● EXERCISE AIM: Make an exact copy of the records below. Include every line.

Interface dataset entries
####
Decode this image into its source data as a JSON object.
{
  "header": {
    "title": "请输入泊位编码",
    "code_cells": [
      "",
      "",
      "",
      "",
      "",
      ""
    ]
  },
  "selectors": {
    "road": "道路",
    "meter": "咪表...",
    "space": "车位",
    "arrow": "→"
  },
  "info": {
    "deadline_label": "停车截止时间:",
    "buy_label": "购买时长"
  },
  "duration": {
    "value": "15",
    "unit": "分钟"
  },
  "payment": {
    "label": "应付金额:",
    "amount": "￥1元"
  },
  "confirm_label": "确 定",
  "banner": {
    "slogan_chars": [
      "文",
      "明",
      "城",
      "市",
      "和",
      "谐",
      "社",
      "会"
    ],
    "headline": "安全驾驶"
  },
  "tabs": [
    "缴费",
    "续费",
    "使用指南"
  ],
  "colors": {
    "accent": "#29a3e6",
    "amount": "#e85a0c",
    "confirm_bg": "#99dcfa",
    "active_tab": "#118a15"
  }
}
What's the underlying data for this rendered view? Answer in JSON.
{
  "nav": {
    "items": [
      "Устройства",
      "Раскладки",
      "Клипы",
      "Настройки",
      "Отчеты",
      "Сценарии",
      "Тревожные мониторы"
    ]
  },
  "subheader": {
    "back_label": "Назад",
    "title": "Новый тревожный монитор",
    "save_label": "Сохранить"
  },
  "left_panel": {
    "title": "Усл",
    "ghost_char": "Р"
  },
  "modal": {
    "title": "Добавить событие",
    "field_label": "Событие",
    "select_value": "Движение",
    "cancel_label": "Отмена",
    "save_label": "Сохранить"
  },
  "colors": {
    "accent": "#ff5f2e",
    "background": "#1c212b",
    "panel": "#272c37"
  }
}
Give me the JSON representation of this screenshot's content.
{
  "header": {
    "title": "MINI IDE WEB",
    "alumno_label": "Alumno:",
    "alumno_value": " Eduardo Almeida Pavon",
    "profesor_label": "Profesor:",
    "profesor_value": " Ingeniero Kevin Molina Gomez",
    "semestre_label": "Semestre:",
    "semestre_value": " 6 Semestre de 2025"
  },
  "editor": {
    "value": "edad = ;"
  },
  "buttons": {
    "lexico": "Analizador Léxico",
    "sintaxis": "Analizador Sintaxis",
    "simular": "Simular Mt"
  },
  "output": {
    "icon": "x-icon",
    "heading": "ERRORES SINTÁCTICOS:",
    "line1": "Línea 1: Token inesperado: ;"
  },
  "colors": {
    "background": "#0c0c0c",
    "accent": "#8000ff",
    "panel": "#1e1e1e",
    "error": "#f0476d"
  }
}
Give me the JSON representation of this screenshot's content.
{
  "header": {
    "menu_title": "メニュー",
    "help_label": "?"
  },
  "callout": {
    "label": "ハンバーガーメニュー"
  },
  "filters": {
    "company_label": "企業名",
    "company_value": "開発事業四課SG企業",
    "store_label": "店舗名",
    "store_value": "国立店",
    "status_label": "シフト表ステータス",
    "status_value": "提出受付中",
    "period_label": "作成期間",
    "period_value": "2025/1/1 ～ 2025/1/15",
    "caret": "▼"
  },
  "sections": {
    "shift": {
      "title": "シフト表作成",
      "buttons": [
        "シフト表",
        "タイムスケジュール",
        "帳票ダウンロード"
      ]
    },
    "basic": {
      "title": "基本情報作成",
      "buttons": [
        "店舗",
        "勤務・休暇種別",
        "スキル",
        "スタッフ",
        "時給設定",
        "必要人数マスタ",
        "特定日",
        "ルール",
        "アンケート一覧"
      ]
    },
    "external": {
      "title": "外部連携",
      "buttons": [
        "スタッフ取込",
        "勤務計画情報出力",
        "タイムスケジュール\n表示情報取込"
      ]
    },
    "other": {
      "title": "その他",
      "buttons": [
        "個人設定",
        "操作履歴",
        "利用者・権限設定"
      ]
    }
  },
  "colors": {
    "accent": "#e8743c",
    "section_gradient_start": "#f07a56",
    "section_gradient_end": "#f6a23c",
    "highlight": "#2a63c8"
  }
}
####
● ANSWER TO THIS TASK:
Decode this image into its source data as a JSON object.
{
  "header": {
    "title": "请输入泊位编码",
    "code_cells": [
      "",
      "",
      "",
      "",
      "",
      ""
    ]
  },
  "selectors": {
    "road": "道路",
    "meter": "咪表...",
    "space": "车位",
    "arrow": "→"
  },
  "info": {
    "deadline_label": "停车截止时间:",
    "buy_label": "购买时长"
  },
  "duration": {
    "value": "15",
    "unit": "分钟"
  },
  "payment": {
    "label": "应付金额:",
    "amount": "￥1元"
  },
  "confirm_label": "确 定",
  "banner": {
    "slogan_chars": [
      "文",
      "明",
      "城",
      "市",
      "和",
      "谐",
      "社",
      "会"
    ],
    "headline": "安全驾驶"
  },
  "tabs": [
    "缴费",
    "续费",
    "使用指南"
  ],
  "colors": {
    "accent": "#29a3e6",
    "amount": "#e85a0c",
    "confirm_bg": "#99dcfa",
    "active_tab": "#118a15"
  }
}
What's the underlying data for this rendered view? Answer in JSON.
{
  "nav": {
    "items": [
      "Устройства",
      "Раскладки",
      "Клипы",
      "Настройки",
      "Отчеты",
      "Сценарии",
      "Тревожные мониторы"
    ]
  },
  "subheader": {
    "back_label": "Назад",
    "title": "Новый тревожный монитор",
    "save_label": "Сохранить"
  },
  "left_panel": {
    "title": "Усл",
    "ghost_char": "Р"
  },
  "modal": {
    "title": "Добавить событие",
    "field_label": "Событие",
    "select_value": "Движение",
    "cancel_label": "Отмена",
    "save_label": "Сохранить"
  },
  "colors": {
    "accent": "#ff5f2e",
    "background": "#1c212b",
    "panel": "#272c37"
  }
}
Give me the JSON representation of this screenshot's content.
{
  "header": {
    "title": "MINI IDE WEB",
    "alumno_label": "Alumno:",
    "alumno_value": " Eduardo Almeida Pavon",
    "profesor_label": "Profesor:",
    "profesor_value": " Ingeniero Kevin Molina Gomez",
    "semestre_label": "Semestre:",
    "semestre_value": " 6 Semestre de 2025"
  },
  "editor": {
    "value": "edad = ;"
  },
  "buttons": {
    "lexico": "Analizador Léxico",
    "sintaxis": "Analizador Sintaxis",
    "simular": "Simular Mt"
  },
  "output": {
    "icon": "x-icon",
    "heading": "ERRORES SINTÁCTICOS:",
    "line1": "Línea 1: Token inesperado: ;"
  },
  "colors": {
    "background": "#0c0c0c",
    "accent": "#8000ff",
    "panel": "#1e1e1e",
    "error": "#f0476d"
  }
}
Give me the JSON representation of this screenshot's content.
{
  "header": {
    "menu_title": "メニュー",
    "help_label": "?"
  },
  "callout": {
    "label": "ハンバーガーメニュー"
  },
  "filters": {
    "company_label": "企業名",
    "company_value": "開発事業四課SG企業",
    "store_label": "店舗名",
    "store_value": "国立店",
    "status_label": "シフト表ステータス",
    "status_value": "提出受付中",
    "period_label": "作成期間",
    "period_value": "2025/1/1 ～ 2025/1/15",
    "caret": "▼"
  },
  "sections": {
    "shift": {
      "title": "シフト表作成",
      "buttons": [
        "シフト表",
        "タイムスケジュール",
        "帳票ダウンロード"
      ]
    },
    "basic": {
      "title": "基本情報作成",
      "buttons": [
        "店舗",
        "勤務・休暇種別",
        "スキル",
        "スタッフ",
        "時給設定",
        "必要人数マスタ",
        "特定日",
        "ルール",
        "アンケート一覧"
      ]
    },
    "external": {
      "title": "外部連携",
      "buttons": [
        "スタッフ取込",
        "勤務計画情報出力",
        "タイムスケジュール\n表示情報取込"
      ]
    },
    "other": {
      "title": "その他",
      "buttons": [
        "個人設定",
        "操作履歴",
        "利用者・権限設定"
      ]
    }
  },
  "colors": {
    "accent": "#e8743c",
    "section_gradient_start": "#f07a56",
    "section_gradient_end": "#f6a23c",
    "highlight": "#2a63c8"
  }
}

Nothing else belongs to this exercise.